There’s a guy named Josh whose shop is downstairs from my dojo. His place is called Runabout Cycles. According to him, the experimental cowling that he made of aluminum sheet increased his efficiency by 50%. There seems to really be something to this.
So imagine Shock: The End of Oil.
Runabout Cycles
You know, most of the Minutiæ I’ve posted have been vehicles. I think vehicles are neat. But let’s try something else. Any suggestions for the bits and pieces of the future you want to see?

War Tank on One Wheel Operated by One Man

Fighting wars... with fun!
It’s been a while since I posted some Minutiæ from the real world, but I’m gonna get back in the swing of things with this awesomeness from the evercool Modern Mechanix weblog. This particular oddity makes it look fun to fight a war! The best part is that the thing is a giant wheel, but it has these legs in the front that it uses to vault over obstacles, presumably like barbed wire and trenches.
Big Wheel is unfortunately not interviewed in the article.
Hey, can you imagine how loud it must be in there? I mean, aside from being inside the cabin with the engine, your head is at the center of two parabolic dishes that focus the noise on your ears. Also, please note that you can steer or shoot. Why did it take so long to put the triggers on the steering apparatus of vehicles?

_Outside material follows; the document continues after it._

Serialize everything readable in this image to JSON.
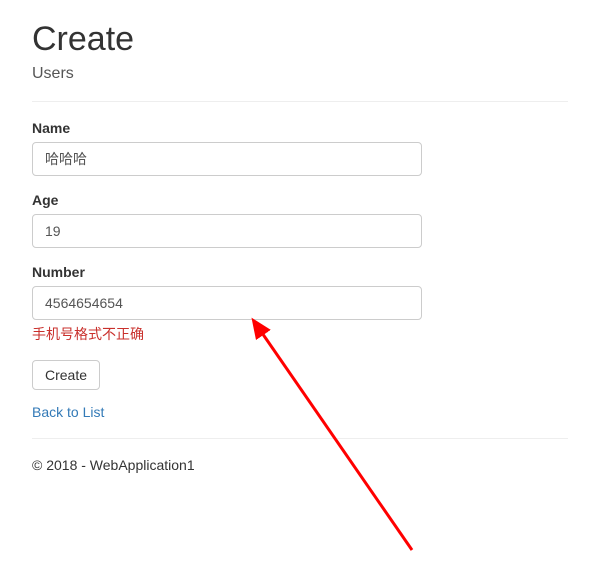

The Road Up


After getting Burt Rutan to finally get his spacecraft flying after dropping hints for a decade, the X-Prize organization is turning its all-enabling gaze to the Space Elevator. What’s interesting about this is not just the ambient interest in the Space Elevator and its nature as a bridge to the rest of the universe; this is citizen space exploration. “Space is a place, not a program,” as they say.

Imagine a world where these things are all over the place. Where taking an elevator to space is like a cruise, where manufacturing is done in orbit and you can just go up there and check out the facilities, where the Moon is a matter of time, not billions of dollars, away.

This is the universe next door.

The Ten Top Science Fiction Movies that Never Existed

Revenge of the Jedi

This is a funny and pointed article about the sad state of science fiction movies today. It talks to a great extent about how cynical and ignorant concerns took over the artistic concerns of movies that were never made but should have been, or were made much weaker than their conception would have indicated.

It’s a bit like sex.

Rudy Rucker sticks out his lip.

Rudy Rucker, author of the first science fiction book I read that featured sex and drugs, has started a new fiction blog called Flurb. Quoth the man, “Flurbbing is a bit like sex, and a bit like blending things together, an apt word for the off-kilter strange tales I hope to be printing here.”

It’s fun, Rucker-style stuff. Kooky stories about sentient math and psylocybes. I’ve only read the first story, Elves of the Subdimensions, and it’s just what I’d hope for.

It sounds like he’s going for a quarterly publication. I look forward to a steady stream of weird. Now, if only Chairman Bruce would get back to writing science fiction, too.